Helmut Krone, Julian Koenig, William Bernbach, these names should mean something to you. If you don’t know who they are, find out. Can you be a good designer without this knowledge? Absolutely. But you simply can’t put a value on perspective.

Knowing where your profession came from, as well as what not only worked in the past but also stood the test of time, brings an appreciation and understanding that changes how your mind works when you sit at that desk. You’re not just a designer. You’re part of an ongoing legacy.

These people were selling funny cars, why would anyone care who they were or what they were doing? Yet here we are, fifty-three years later, examining their genius under a microscope. I implore you, value the work that you do. Put so much thought and effort into it that people will still care in fifty years.

Tell Us Your Favorite Print Campaign!

I could talk about the Volkswagen “Think Small” campaign all day. It’s such an amazing example of how designers and marketers can influence the minds of an entire generation. Good design changes the world and I simply can’t get enough of it.

Now that you’ve seen my favorite print ads, tell me about yours. Which campaign would you like me to write about next?

Comments & Discussion

3 Comments

Comments & Discussion

3 Comments

  1. How to Raise TRX Exercise If you want To Dominate The TRX Exercise Marketplace

  2. Mayur Milan says:

    That there, of course, is one of the best campaigns ever created. Think small. Quite on similar line and another of my favourite is the Avis, campaign. We try harder because we are number two. The brutal honesty that we are not the number one company in the country. And then follow with all the advantages of trying to become number one. What a campaign.

    Thank you for this story. Being a student of advertising and a copy writer, knowing that people still care about these gems is awesome.

  3. Vishakha says:

    Hey Joshua
    I love the way you’ve brought this in perspective. I’d really like to see how you would portray the Marlboro Man and the Coca Cola Happiness factory and Happiness machine.

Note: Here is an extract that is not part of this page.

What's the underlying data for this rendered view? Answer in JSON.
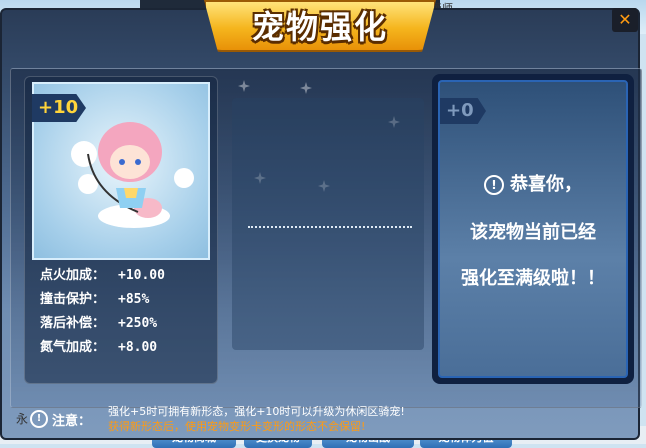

I think these ads are brilliant creations. Looking forward to it.

    Cheers!

Leave a Comment

Subscribe
Membership
About the Author